By Pam Martens and Russ Martens: August 16, 2018 ~
Spasms in big Wall Street bank stocks have been happening on a serial basis over the past three years. (See here and here.) Yesterday offered another one of those bank warning signs to a Congress intent on further deregulation of an already dangerously deregulated market.
As the stock market grappled yesterday with fears of sinking emerging market currencies leading to loan defaults at European banks that are derivative counterparties to the biggest banks on Wall Street, the Wall Street banking sector was a sea of red. Two banks in particular sold off more than others.
Deutsche Bank is the big German lender that trades on the New York Stock Exchange. It closed with a loss of 2.61 percent versus a much milder decline of 0.76 percent in the Standard and Poor’s 500 Index. Posting a final trade of $11.19, Deutsche Bank closed at just 83 cents above its all time closing low of $10.36 which came in late June. This leaves Deutsche Bank with a scant $23.1 billion in equity market value to support a notional (face amount) derivatives book of 48 trillion euros or roughly 54.6 trillion U.S. dollars. Deutsche Bank has lost 75 percent of its market value over the past five years while it has continued to remain heavily engaged as a counterparty to global bank derivative trades.
In 2016 the International Monetary Fund (IMF) issued a report that set off alarm bells about the potential for systemic banking contagion to emanate from Deutsche Bank as a result of its counterparty exposures. The report provided a graphic (see below) that demonstrated that problems at Deutsche could spill over onto such big Wall Street banks as Morgan Stanley, JPMorgan Chase, Citigroup, Bank of America and Goldman Sachs. Those five banks just happen to be where derivatives are deeply concentrated in the U.S.
Deutsche Bank’s 2017 Annual Report contains additional cause for alarm. It shows that 28 percent of Deutsche Bank’s €48 trillion derivatives book is not being centrally cleared but is simply bilateral contracts between it and another party. (That represents approximately 15.28 trillion U.S. dollars for a bank with $23.1 billion in equity capital.) That means that Deutsche Bank and whomever is on the other side of those derivatives trades are on the hook to each other for any losses, as opposed to a central clearing party (CCP) backing the trade. The lack of central clearing parties for derivative trades is why the big life insurer AIG required a $185 billion backstop from the U.S. taxpayer to prevent it from defaulting on its massive credit default derivative trades with Wall Street and global banks during the 2008-2009 financial crisis. It is also why Lehman Brothers imploded in short order in the 2008 Wall Street crash.

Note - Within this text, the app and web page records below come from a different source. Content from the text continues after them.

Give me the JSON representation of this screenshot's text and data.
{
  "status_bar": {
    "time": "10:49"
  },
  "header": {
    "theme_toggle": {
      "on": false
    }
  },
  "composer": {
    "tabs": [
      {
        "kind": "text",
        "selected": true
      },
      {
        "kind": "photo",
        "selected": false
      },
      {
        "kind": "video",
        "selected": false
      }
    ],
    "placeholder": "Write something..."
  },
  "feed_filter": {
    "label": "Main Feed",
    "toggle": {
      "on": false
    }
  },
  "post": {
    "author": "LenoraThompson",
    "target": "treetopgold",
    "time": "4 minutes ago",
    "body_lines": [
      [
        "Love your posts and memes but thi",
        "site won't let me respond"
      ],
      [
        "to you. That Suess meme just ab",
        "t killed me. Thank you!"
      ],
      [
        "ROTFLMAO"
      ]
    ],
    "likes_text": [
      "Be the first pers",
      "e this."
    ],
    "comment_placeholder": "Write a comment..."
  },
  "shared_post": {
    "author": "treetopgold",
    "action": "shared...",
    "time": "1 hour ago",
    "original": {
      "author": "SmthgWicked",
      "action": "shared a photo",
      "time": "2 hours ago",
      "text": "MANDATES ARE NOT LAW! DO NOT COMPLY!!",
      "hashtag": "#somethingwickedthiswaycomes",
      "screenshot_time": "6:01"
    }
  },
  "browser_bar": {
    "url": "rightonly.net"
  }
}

A rational person might expect that the U.S. Senate Banking Committee, the House Financial Services Committee and the Senate’s Permanent Subcommittee on Investigations would be all over this situation, hauling in executives, subpoenaing documents and taking testimony under oath. Nothing of the sort has happened.
Deutsche Bank is effectively living in the fantasy world that regulators allowed Citigroup to inhabit in the leadup to the 2008 crash. As former FDIC Chair Sheila Bair wrote in her book, Bull by the Horns:
“By November [of 2008], the supposedly solvent Citi was back on the ropes, in need of another government handout. The market didn’t buy the OCC’s and NY Fed’s strategy of making it look as though Citi was as healthy as the other commercial banks. Citi had not had a profitable quarter since the second quarter of 2007. Its losses were not attributable to uncontrollable ‘market conditions’; they were attributable to weak management, high levels of leverage, and excessive risk taking. It had major losses driven by their exposures to a virtual hit list of high-risk lending; subprime mortgages, ‘Alt-A’ mortgages, ‘designer’ credit cards, leveraged loans, and poorly underwritten commercial real estate. It had loaded up on exotic CDOs and auction-rate securities. It was taking losses on credit default swaps entered into with weak counterparties, and it had relied on unstable volatile funding – a lot of short-term loans and foreign deposits. If you wanted to make a definitive list of all the bad practices that had led to the crisis, all you had to do was look at Citi’s financial strategies…What’s more, virtually no meaningful supervisory measures had been taken against the bank by either the OCC or the NY Fed…Instead, the OCC and the NY Fed stood by as that sick bank continued to pay major dividends and pretended that it was healthy.”
This year marks the tenth anniversary of that epic crash on Wall Street that wiped out the jobs and life savings of millions of Americans, and yet, the regulators and Congress are repeating the same negligent behavior they exhibited in the leadup to the crash. They are ignoring the buildup of risks and allowing the gutting of the Office of Financial Research, the very agency created to warn about those risks. (See here and here.)
It is noteworthy that Citigroup did not trade well yesterday either, losing 1.94 percent to close at $68.65. That nice sum looks a lot better than it really is. Without the dodgy 1-for-10 reverse stock split that Citigroup did in 2011 (leaving shareholders with 1 share for each previous 10 shares), it would have closed yesterday at $6.87. Citigroup is, in reality, trading 88 percent below where it was trading in early 2008.
According to a report from the Office of the Comptroller of the Currency (OCC), as of March 31, 2018 Citigroup’s holding company had a notional book of $56.6 trillion in derivatives, second only to Goldman Sachs’ holding company which had $59.2 trillion notional. The OCC also noted that only 51 percent of Citigroup’s derivatives are centrally cleared versus 49 percent that are not.
Nothing more clearly demonstrates that Congress is marching to the beat of Wall Street’s demands than this.